### [Task brief]
Every entry in this listing should be written out exactly.

+++ Input data

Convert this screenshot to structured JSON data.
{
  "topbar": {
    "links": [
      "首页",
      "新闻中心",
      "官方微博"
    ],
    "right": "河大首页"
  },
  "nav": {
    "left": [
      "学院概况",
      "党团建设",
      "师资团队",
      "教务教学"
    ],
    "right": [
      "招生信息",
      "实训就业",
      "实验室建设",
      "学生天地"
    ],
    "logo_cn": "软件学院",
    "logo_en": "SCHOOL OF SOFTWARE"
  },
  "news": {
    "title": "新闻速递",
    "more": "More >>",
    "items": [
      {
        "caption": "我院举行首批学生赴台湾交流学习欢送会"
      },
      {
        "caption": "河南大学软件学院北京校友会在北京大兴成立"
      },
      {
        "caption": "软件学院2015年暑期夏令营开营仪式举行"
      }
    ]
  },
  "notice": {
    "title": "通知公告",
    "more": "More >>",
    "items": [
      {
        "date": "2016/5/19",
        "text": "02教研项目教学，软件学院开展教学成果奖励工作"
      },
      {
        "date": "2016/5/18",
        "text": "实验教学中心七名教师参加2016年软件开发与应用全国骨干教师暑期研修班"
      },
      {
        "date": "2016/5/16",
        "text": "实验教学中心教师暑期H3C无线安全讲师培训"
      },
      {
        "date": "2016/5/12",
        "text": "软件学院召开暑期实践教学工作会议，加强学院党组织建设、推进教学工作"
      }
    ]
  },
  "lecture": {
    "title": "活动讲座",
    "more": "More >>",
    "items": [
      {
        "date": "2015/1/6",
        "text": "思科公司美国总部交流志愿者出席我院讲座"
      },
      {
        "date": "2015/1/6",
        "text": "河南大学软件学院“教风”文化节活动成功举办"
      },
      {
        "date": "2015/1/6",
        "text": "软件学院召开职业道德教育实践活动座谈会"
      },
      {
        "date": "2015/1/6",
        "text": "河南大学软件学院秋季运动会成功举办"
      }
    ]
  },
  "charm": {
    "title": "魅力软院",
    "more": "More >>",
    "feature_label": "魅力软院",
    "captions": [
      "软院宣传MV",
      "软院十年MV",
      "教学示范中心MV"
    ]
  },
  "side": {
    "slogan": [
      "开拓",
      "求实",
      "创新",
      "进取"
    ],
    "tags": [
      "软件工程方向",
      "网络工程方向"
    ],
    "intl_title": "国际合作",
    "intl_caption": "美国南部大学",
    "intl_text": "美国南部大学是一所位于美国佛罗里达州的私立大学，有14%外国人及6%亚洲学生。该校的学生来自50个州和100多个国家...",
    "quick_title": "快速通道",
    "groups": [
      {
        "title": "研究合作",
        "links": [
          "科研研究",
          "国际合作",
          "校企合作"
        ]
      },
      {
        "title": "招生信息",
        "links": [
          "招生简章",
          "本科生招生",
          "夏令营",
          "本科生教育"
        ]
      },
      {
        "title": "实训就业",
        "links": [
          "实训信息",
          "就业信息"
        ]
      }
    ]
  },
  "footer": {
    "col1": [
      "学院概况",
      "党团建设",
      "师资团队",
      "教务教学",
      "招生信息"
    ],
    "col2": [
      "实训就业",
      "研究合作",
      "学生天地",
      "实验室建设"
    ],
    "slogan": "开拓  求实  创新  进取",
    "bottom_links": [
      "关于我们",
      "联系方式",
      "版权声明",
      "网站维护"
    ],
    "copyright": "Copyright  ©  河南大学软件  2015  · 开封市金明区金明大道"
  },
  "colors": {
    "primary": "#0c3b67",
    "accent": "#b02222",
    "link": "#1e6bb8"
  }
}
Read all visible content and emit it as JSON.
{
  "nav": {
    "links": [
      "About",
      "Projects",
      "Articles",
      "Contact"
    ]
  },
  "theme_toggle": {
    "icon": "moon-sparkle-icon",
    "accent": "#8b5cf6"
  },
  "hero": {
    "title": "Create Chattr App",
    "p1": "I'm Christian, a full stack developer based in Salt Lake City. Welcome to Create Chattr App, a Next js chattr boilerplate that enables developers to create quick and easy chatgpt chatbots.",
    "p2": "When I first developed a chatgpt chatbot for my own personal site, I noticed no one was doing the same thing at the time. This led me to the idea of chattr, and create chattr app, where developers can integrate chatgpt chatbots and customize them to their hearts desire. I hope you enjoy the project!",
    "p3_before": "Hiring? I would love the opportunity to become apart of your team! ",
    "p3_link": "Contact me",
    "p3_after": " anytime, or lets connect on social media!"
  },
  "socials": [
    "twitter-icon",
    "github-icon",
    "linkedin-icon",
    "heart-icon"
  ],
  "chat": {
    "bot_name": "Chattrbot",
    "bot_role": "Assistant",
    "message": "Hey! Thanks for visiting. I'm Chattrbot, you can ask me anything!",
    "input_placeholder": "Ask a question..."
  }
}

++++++

### [Task answer]
Convert this screenshot to structured JSON data.
{
  "topbar": {
    "links": [
      "首页",
      "新闻中心",
      "官方微博"
    ],
    "right": "河大首页"
  },
  "nav": {
    "left": [
      "学院概况",
      "党团建设",
      "师资团队",
      "教务教学"
    ],
    "right": [
      "招生信息",
      "实训就业",
      "实验室建设",
      "学生天地"
    ],
    "logo_cn": "软件学院",
    "logo_en": "SCHOOL OF SOFTWARE"
  },
  "news": {
    "title": "新闻速递",
    "more": "More >>",
    "items": [
      {
        "caption": "我院举行首批学生赴台湾交流学习欢送会"
      },
      {
        "caption": "河南大学软件学院北京校友会在北京大兴成立"
      },
      {
        "caption": "软件学院2015年暑期夏令营开营仪式举行"
      }
    ]
  },
  "notice": {
    "title": "通知公告",
    "more": "More >>",
    "items": [
      {
        "date": "2016/5/19",
        "text": "02教研项目教学，软件学院开展教学成果奖励工作"
      },
      {
        "date": "2016/5/18",
        "text": "实验教学中心七名教师参加2016年软件开发与应用全国骨干教师暑期研修班"
      },
      {
        "date": "2016/5/16",
        "text": "实验教学中心教师暑期H3C无线安全讲师培训"
      },
      {
        "date": "2016/5/12",
        "text": "软件学院召开暑期实践教学工作会议，加强学院党组织建设、推进教学工作"
      }
    ]
  },
  "lecture": {
    "title": "活动讲座",
    "more": "More >>",
    "items": [
      {
        "date": "2015/1/6",
        "text": "思科公司美国总部交流志愿者出席我院讲座"
      },
      {
        "date": "2015/1/6",
        "text": "河南大学软件学院“教风”文化节活动成功举办"
      },
      {
        "date": "2015/1/6",
        "text": "软件学院召开职业道德教育实践活动座谈会"
      },
      {
        "date": "2015/1/6",
        "text": "河南大学软件学院秋季运动会成功举办"
      }
    ]
  },
  "charm": {
    "title": "魅力软院",
    "more": "More >>",
    "feature_label": "魅力软院",
    "captions": [
      "软院宣传MV",
      "软院十年MV",
      "教学示范中心MV"
    ]
  },
  "side": {
    "slogan": [
      "开拓",
      "求实",
      "创新",
      "进取"
    ],
    "tags": [
      "软件工程方向",
      "网络工程方向"
    ],
    "intl_title": "国际合作",
    "intl_caption": "美国南部大学",
    "intl_text": "美国南部大学是一所位于美国佛罗里达州的私立大学，有14%外国人及6%亚洲学生。该校的学生来自50个州和100多个国家...",
    "quick_title": "快速通道",
    "groups": [
      {
        "title": "研究合作",
        "links": [
          "科研研究",
          "国际合作",
          "校企合作"
        ]
      },
      {
        "title": "招生信息",
        "links": [
          "招生简章",
          "本科生招生",
          "夏令营",
          "本科生教育"
        ]
      },
      {
        "title": "实训就业",
        "links": [
          "实训信息",
          "就业信息"
        ]
      }
    ]
  },
  "footer": {
    "col1": [
      "学院概况",
      "党团建设",
      "师资团队",
      "教务教学",
      "招生信息"
    ],
    "col2": [
      "实训就业",
      "研究合作",
      "学生天地",
      "实验室建设"
    ],
    "slogan": "开拓  求实  创新  进取",
    "bottom_links": [
      "关于我们",
      "联系方式",
      "版权声明",
      "网站维护"
    ],
    "copyright": "Copyright  ©  河南大学软件  2015  · 开封市金明区金明大道"
  },
  "colors": {
    "primary": "#0c3b67",
    "accent": "#b02222",
    "link": "#1e6bb8"
  }
}
Read all visible content and emit it as JSON.
{
  "nav": {
    "links": [
      "About",
      "Projects",
      "Articles",
      "Contact"
    ]
  },
  "theme_toggle": {
    "icon": "moon-sparkle-icon",
    "accent": "#8b5cf6"
  },
  "hero": {
    "title": "Create Chattr App",
    "p1": "I'm Christian, a full stack developer based in Salt Lake City. Welcome to Create Chattr App, a Next js chattr boilerplate that enables developers to create quick and easy chatgpt chatbots.",
    "p2": "When I first developed a chatgpt chatbot for my own personal site, I noticed no one was doing the same thing at the time. This led me to the idea of chattr, and create chattr app, where developers can integrate chatgpt chatbots and customize them to their hearts desire. I hope you enjoy the project!",
    "p3_before": "Hiring? I would love the opportunity to become apart of your team! ",
    "p3_link": "Contact me",
    "p3_after": " anytime, or lets connect on social media!"
  },
  "socials": [
    "twitter-icon",
    "github-icon",
    "linkedin-icon",
    "heart-icon"
  ],
  "chat": {
    "bot_name": "Chattrbot",
    "bot_role": "Assistant",
    "message": "Hey! Thanks for visiting. I'm Chattrbot, you can ask me anything!",
    "input_placeholder": "Ask a question..."
  }
}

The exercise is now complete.